But has this worked? Have these recommendations solved the issue?
The profession clearly agrees mental health is an issue. As recent as ten years ago, we would not be able to have this conversation. A medical student would not have been able to write about such issues without the fear of repercussions. The conversation of mental illness in the profession was largely covered up.
I return to the question: instead of giving us the resources to deal with these issues, what is being done to prevent these issues in the first place? What was the cause of these depressive symptoms and suicidal ideations. Is it the practice of medicine? Did these students have these issues before medical school? Is it the institution of medicine? Is it the medical education system? Is it the healthcare system?
I ask these questions because I cannot find the answers. I do not see these questions being asked. I cannot find the “why” in most of these articles. From conference to conference, I hear no discussion of prevention.
Addressing the mental health issue for medical professionals, to me, is analogous to our view on treating a patient. Do you treat the symptoms of a disease or do you invest your time to find the root cause of the disease?
I wish I had an answer. I think we all do. As medical students or physicians, we pride ourselves on having answers and knowing the science of health issues. I believe, this is one issue we still know remarkably little about.
This is one issue we, as a profession, need to discuss and fix.
Our dialogue and discussions of these issues are crucial. I don’t pretend to have the answer.
If nothing more, this post is a plea. A plea to the medical community that if you are suffering and if you are depressed, seek help. We have a lot to fix, but in the mean time we have to find ways to stay motivated, inspired, and refreshed. Taking care of ourselves is the most underrated and the most important aspect of being a compassionate, empathetic physician.
We need to start talking about why these issues are coming up and we need to start talking about how we can prevent the stress and depression that comes along with the job.
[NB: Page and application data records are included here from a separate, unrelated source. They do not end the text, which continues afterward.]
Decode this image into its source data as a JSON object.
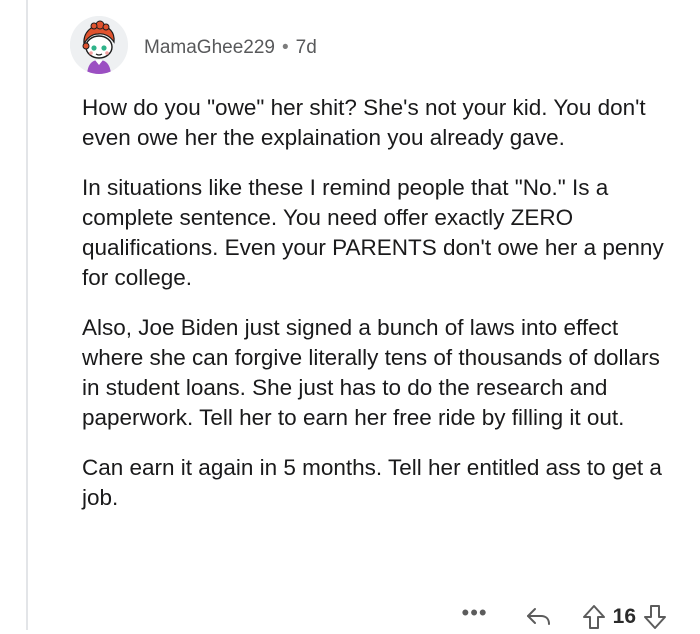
{
  "comment": {
    "author": "MamaGhee229",
    "separator": "•",
    "age": "7d",
    "paragraphs": [
      "How do you \"owe\" her shit? She's not your kid. You don't even owe her the explaination you already gave.",
      "In situations like these I remind people that \"No.\" Is a complete sentence. You need offer exactly ZERO qualifications. Even your PARENTS don't owe her a penny for college.",
      "Also, Joe Biden just signed a bunch of laws into effect where she can forgive literally tens of thousands of dollars in student loans. She just has to do the research and paperwork. Tell her to earn her free ride by filling it out.",
      "Can earn it again in 5 months. Tell her entitled ass to get a job."
    ],
    "actions": {
      "more": "•••",
      "score": "16"
    }
  },
  "icons": {
    "avatar": "snoo-avatar-icon",
    "more": "more-options-icon",
    "reply": "reply-icon",
    "upvote": "upvote-icon",
    "downvote": "downvote-icon"
  },
  "colors": {
    "text": "#1a1a1b",
    "meta": "#58595b",
    "thread_line": "#e3e5e8",
    "avatar_bg": "#eef0f2",
    "hair": "#e0532f",
    "shirt": "#9b4fc2"
  }
}
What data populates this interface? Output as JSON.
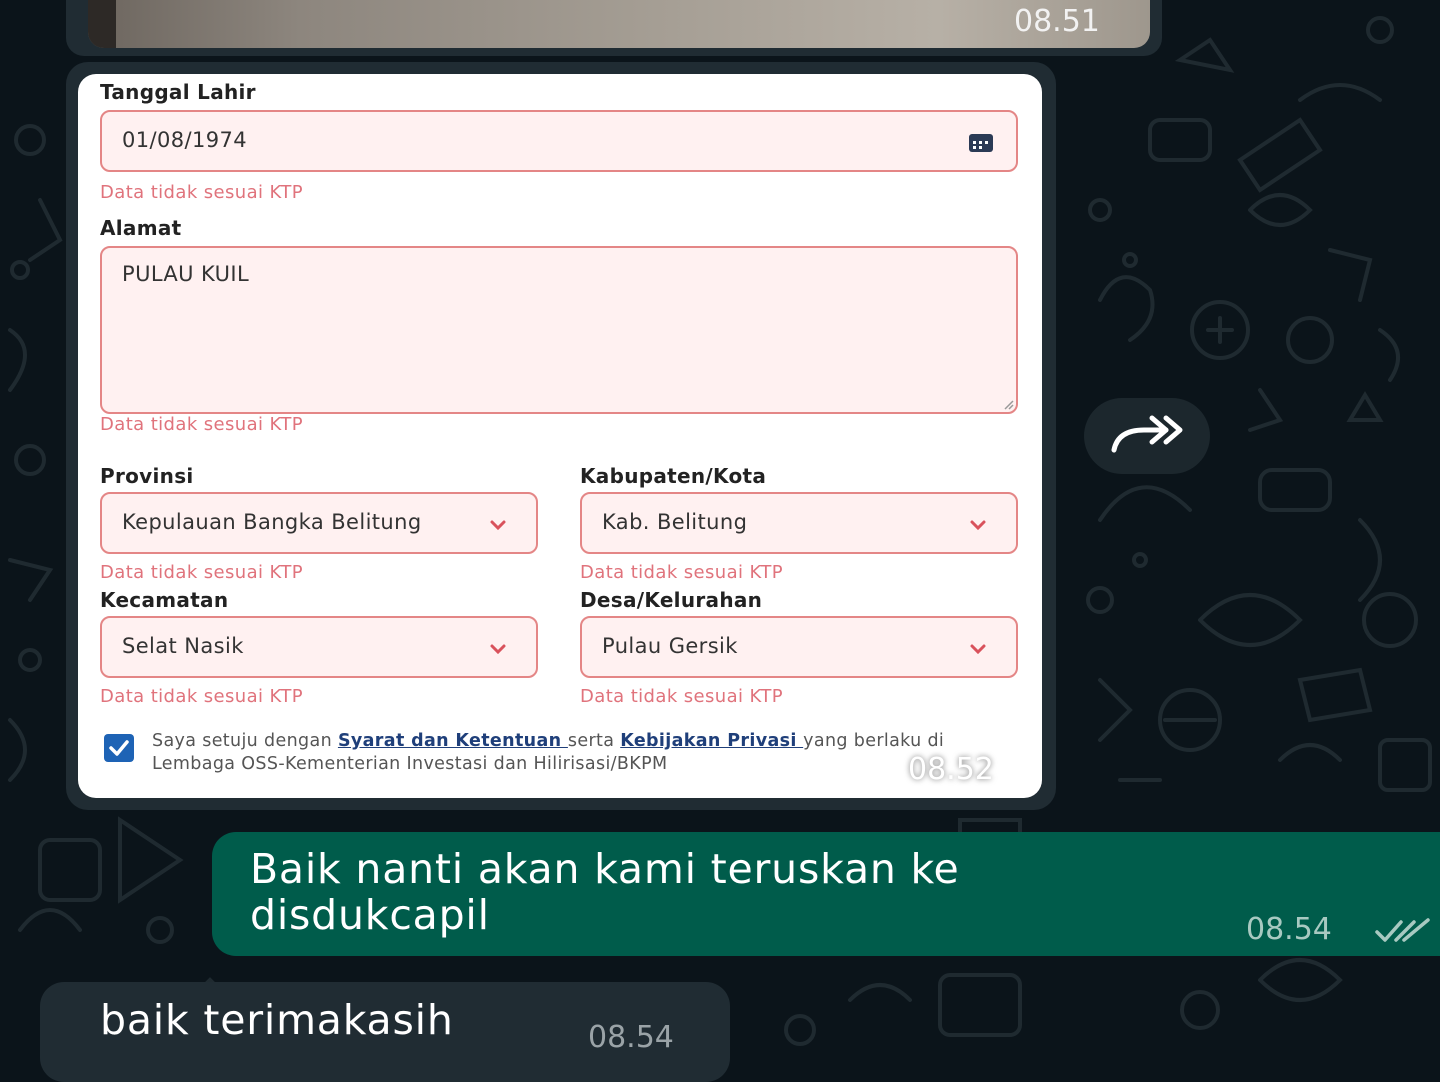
{
  "top_message": {
    "timestamp": "08.51"
  },
  "form_message": {
    "timestamp": "08.52",
    "fields": {
      "birth_date": {
        "label": "Tanggal Lahir",
        "value": "01/08/1974",
        "error": "Data tidak sesuai KTP"
      },
      "address": {
        "label": "Alamat",
        "value": "PULAU KUIL",
        "error": "Data tidak sesuai KTP"
      },
      "province": {
        "label": "Provinsi",
        "value": "Kepulauan Bangka Belitung",
        "error": "Data tidak sesuai KTP"
      },
      "regency": {
        "label": "Kabupaten/Kota",
        "value": "Kab. Belitung",
        "error": "Data tidak sesuai KTP"
      },
      "district": {
        "label": "Kecamatan",
        "value": "Selat Nasik",
        "error": "Data tidak sesuai KTP"
      },
      "village": {
        "label": "Desa/Kelurahan",
        "value": "Pulau Gersik",
        "error": "Data tidak sesuai KTP"
      }
    },
    "consent": {
      "checked": true,
      "prefix": "Saya setuju dengan ",
      "terms_link": "Syarat dan Ketentuan ",
      "middle": "serta ",
      "privacy_link": "Kebijakan Privasi ",
      "suffix": "yang berlaku di Lembaga OSS-Kementerian Investasi dan Hilirisasi/BKPM"
    }
  },
  "outgoing_message": {
    "text": "Baik nanti akan kami teruskan ke disdukcapil",
    "timestamp": "08.54",
    "status_icon": "double-check-icon"
  },
  "incoming_message": {
    "text": "baik terimakasih",
    "timestamp": "08.54"
  },
  "colors": {
    "chat_background": "#0b141a",
    "incoming_bubble": "#202c33",
    "outgoing_bubble": "#005c4b",
    "field_error_border": "#e48686",
    "field_error_fill": "#fff1f1",
    "error_text": "#e0737c",
    "checkbox": "#1e63b5"
  },
  "icons": {
    "calendar": "calendar-icon",
    "dropdown": "chevron-down-icon",
    "forward": "forward-icon"
  }
}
Not just physicians, not just attendings, but residents, medical students, administrators, etc. We all need to start talking about these issues.
If you have questions feel free to reach out me. We have already begun to build a community of medical professionals and students who are working to inspire and motivate each other on Instagram or on our Podcast.
Frank is a third-year medical student and third-year PhD candidate at AZCOM and Columbia University, respectively. He is the host of the Surviving Medicine Podcast and you can connect with him at his Blog, on Instagram, or on Twitter. Feel free to join the SurvivingMedicine Community of medical students and physicians.